What needs to be done: Search the records for the string "attendees" and report how many lines contain it, with nothing else.

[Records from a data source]
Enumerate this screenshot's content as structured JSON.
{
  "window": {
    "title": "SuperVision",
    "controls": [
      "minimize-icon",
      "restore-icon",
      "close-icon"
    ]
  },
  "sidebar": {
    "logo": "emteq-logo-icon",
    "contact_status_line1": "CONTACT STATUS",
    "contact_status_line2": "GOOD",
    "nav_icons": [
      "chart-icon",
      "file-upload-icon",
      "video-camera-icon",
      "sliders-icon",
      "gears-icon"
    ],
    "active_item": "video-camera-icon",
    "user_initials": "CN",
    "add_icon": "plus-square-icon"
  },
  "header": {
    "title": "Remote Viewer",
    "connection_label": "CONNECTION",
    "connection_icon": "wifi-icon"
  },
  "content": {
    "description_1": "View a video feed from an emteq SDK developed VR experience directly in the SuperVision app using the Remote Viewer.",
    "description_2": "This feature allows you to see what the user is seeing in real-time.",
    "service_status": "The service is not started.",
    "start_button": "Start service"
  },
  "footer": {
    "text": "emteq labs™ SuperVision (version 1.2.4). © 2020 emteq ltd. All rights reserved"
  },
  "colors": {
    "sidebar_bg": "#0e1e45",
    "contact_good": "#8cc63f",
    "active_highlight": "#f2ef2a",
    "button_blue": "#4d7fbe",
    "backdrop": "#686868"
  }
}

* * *

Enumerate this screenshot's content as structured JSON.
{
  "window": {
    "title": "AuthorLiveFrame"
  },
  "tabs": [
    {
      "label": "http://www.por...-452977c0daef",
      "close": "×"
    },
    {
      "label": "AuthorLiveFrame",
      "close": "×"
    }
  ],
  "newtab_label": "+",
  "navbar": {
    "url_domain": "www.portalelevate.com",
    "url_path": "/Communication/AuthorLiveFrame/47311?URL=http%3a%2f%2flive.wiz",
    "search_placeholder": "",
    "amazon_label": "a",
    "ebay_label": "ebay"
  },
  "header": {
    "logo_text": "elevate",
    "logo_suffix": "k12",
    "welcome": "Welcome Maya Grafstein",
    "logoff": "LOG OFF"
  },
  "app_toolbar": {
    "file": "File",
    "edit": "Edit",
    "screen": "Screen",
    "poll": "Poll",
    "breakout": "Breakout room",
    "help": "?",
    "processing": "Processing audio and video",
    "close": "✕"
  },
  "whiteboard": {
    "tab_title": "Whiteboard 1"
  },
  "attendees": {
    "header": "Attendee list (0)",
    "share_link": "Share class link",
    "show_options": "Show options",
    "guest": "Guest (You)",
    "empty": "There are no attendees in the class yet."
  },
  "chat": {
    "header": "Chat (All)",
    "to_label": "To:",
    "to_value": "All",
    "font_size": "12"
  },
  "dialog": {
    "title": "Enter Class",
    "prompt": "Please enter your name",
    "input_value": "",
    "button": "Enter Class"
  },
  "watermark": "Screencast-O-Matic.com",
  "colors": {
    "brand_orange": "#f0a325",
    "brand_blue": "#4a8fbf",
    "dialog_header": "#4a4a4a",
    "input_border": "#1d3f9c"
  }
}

Result for this exercise: 2